float: left !important;
display: inline !important;
padding-right: 15px;
text-align: center;
}.hentry {
border-bottom: 0px !important;
margin-bottom: 0em !important;
}.books-grid-image {
margin-left: 5px;
}.books-grid-title {
line-height: 1;
font-size: .8em;
font-style: normal;
width: 125px;
}/*Books Detail Page*/
.books-detail-title {
color: #A87F10;
font-size: 1.25em;
font-weight: bold;
line-height: 1.3em;
text-align: left;
}.books-detail-author {
padding: 15px 0px;
}.books-detail-image img {
margin: 0px 10px 15px 0px !important;
float: left;
}.books-detail-return {
text-align: center;
background-color: #DAD8D9;
padding: 5px;
display: block;
margin: 75px auto;
width: 50%;
border: 1px #888 solid;
-moz-border-radius: 12px;
-webkit-border-radius: 12px;
border-radius: 12px;
}

Grid Items Not Gridding?

If your posts are not displaying in a grid, try putting the float on the .hentry rather than the .books-grid. I’ll betcha that will work.

Using Custom Post Type UI instead of CustomPress

Custom Post Type UI will not allow you to create custom fields by itself, which makes doing what this video describes impossible. However, a nifty little plugin called More Fields will allow you to add custom fields to Custom Post Types and gives you the kind of control over what they look like (single line text, textarea, etc) that CustomPress does. One day I’ll make a video demonstrating this process.
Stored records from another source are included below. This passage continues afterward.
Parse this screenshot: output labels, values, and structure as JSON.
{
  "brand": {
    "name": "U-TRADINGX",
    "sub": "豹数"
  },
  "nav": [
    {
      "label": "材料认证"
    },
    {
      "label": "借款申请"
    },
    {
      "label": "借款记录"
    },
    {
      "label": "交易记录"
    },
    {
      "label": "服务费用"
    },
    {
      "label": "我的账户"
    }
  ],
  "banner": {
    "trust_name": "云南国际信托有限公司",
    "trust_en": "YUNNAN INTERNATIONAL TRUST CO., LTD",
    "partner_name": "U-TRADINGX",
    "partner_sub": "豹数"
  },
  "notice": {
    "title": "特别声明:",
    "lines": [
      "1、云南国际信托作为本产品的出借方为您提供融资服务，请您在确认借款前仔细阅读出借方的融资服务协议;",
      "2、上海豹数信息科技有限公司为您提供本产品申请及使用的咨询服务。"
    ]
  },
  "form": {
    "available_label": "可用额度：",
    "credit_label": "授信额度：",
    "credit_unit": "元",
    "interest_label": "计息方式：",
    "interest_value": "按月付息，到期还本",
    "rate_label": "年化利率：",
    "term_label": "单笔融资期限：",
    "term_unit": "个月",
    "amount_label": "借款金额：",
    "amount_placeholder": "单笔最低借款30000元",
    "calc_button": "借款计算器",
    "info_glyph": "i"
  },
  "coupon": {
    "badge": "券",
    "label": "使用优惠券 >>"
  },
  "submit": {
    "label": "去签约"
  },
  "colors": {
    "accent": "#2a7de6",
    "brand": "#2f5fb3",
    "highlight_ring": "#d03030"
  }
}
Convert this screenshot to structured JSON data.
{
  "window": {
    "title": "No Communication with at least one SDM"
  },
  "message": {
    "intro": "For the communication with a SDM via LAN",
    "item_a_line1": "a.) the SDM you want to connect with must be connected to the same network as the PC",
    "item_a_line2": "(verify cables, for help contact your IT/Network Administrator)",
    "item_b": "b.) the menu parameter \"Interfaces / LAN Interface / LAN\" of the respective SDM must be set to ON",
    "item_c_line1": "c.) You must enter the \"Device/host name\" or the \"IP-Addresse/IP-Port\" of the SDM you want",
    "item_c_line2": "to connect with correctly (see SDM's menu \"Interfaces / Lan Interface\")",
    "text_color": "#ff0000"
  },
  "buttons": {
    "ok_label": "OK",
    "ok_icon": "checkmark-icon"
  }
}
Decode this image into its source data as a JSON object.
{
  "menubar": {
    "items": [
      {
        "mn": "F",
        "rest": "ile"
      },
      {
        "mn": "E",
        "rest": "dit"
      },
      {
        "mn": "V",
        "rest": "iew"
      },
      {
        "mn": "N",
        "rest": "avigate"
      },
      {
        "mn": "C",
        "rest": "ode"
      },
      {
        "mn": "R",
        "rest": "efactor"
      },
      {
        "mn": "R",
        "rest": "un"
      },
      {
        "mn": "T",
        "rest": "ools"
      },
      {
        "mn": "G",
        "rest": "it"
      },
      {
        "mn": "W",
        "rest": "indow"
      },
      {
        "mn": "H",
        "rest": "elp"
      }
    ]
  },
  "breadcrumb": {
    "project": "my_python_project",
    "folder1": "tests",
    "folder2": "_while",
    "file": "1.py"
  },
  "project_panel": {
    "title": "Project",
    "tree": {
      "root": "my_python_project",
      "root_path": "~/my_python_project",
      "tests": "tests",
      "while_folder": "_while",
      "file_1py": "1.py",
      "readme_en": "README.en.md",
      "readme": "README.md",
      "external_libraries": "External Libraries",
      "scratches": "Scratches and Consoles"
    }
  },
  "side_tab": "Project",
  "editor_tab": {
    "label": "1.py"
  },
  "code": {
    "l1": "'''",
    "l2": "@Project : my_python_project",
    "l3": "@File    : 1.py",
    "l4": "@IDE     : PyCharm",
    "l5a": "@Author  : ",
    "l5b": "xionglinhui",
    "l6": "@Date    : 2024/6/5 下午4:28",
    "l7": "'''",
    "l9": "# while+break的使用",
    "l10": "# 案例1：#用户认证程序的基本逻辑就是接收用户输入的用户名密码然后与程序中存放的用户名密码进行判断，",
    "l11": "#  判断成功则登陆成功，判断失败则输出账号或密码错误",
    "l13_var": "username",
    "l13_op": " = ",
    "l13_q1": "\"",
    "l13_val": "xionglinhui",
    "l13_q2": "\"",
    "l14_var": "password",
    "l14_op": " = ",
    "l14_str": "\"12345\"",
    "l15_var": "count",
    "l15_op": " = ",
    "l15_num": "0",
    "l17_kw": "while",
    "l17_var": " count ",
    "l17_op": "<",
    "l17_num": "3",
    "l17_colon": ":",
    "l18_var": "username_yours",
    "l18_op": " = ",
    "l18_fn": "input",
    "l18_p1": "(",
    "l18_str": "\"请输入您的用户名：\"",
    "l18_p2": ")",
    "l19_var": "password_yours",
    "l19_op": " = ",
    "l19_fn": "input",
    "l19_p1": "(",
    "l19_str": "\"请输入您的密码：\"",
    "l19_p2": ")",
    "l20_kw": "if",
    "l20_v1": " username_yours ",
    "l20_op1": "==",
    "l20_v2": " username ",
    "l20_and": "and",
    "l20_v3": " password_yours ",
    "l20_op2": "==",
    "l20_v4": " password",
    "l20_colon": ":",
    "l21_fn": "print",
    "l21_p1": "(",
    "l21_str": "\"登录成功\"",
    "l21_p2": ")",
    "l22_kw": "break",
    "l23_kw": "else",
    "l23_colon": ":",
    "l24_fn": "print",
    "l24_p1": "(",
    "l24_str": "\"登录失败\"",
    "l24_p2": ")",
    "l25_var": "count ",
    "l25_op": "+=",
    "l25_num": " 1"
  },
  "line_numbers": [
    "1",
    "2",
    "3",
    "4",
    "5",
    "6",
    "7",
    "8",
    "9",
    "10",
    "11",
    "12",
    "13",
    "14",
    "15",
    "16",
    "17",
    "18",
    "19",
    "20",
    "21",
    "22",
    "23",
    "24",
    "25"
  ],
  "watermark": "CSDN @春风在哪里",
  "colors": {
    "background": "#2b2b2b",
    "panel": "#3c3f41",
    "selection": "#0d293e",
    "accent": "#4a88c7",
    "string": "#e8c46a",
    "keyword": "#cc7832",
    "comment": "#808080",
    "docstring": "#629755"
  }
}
But it’s pretty straight forward:

  1. Create your custom post type using Custom Post Type UI
  2. Add custom fields to your custom post type using More Fields
  3. Put the custom field key you created in step 2 in LoopBuddy’s custom fields item.